Flux is a crucial component of both wire and paste solders. Flux promotes the correct flow and wetting of component leads onto PCB pads. Flux leftovers can possibly lead to contamination and even electrical migration between component leads (resulting in shorts) on the printed circuit board. High reliability systems like space, military and other fundamental applications - usually demand the cleaning of so-called “No Clean” fluxes. PCB cleaning is often necessary for these types of PCBs. Salespeople at Restronics Southwest have years of background in various forms of flux cleaning... from benchtop flux cleaning sprays to higher volume batch cleaning machines and chemistry to dissolve flux residues. By analyzing the process in use and making appropriate recommendations for development, we can reduce the physical labor required for hand spray cleaning and generally boost cleanliness and dependability by adopting a DI water based batch cleaner with aqueous chemistry.

The majority of US manufacturers make high reliability PCBs, so flux cleaning is essential. Cleaning printed circuit boards with solvents, though quite effective, can be very hazardous for the surroundings and for humans. As a result of rising limitations on the solvents used in vapor degreasers, firms are shifting away from solvent-based cleaning to aqueous-based flux cleaning. Cleaners based on aqueous liquids are generally zero-discharge, which implies that no residue or wash solution discarded; it stays in the equipment. Wash chemistry is often a blend of DI water and cleaning chemicals.
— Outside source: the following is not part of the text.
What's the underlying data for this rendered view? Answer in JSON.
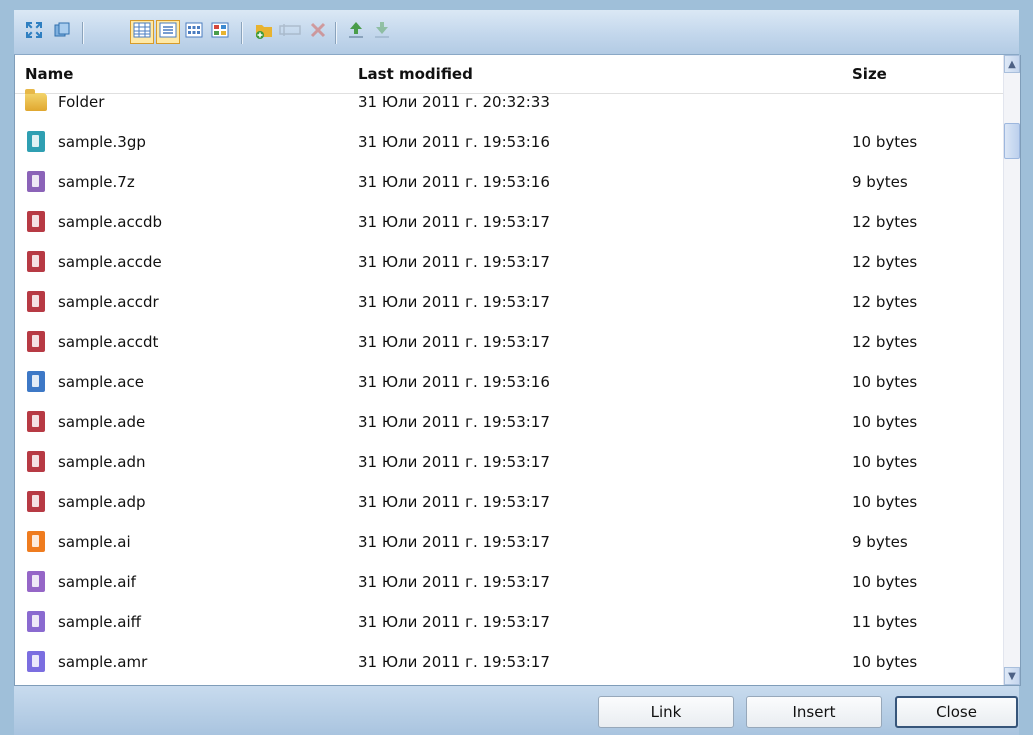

As part of PCB cleaning, the correct cleaning chemistry must match the nature of the soils (could involve flux residue, oils, or other contaminants). The majority of people try to utilize a standard alcohol cleaner but it typically leaves a white residue and does not eradicate flux. This is notably difficult when customers need to conformally coat the PCB. Usually, conformal coatings will not adhere appropriately unless the circuit board has been cleaned properly. All flux residues should be cleaned and verified using an Ionic Contamination tester before applying conformal coatings to military and space applications.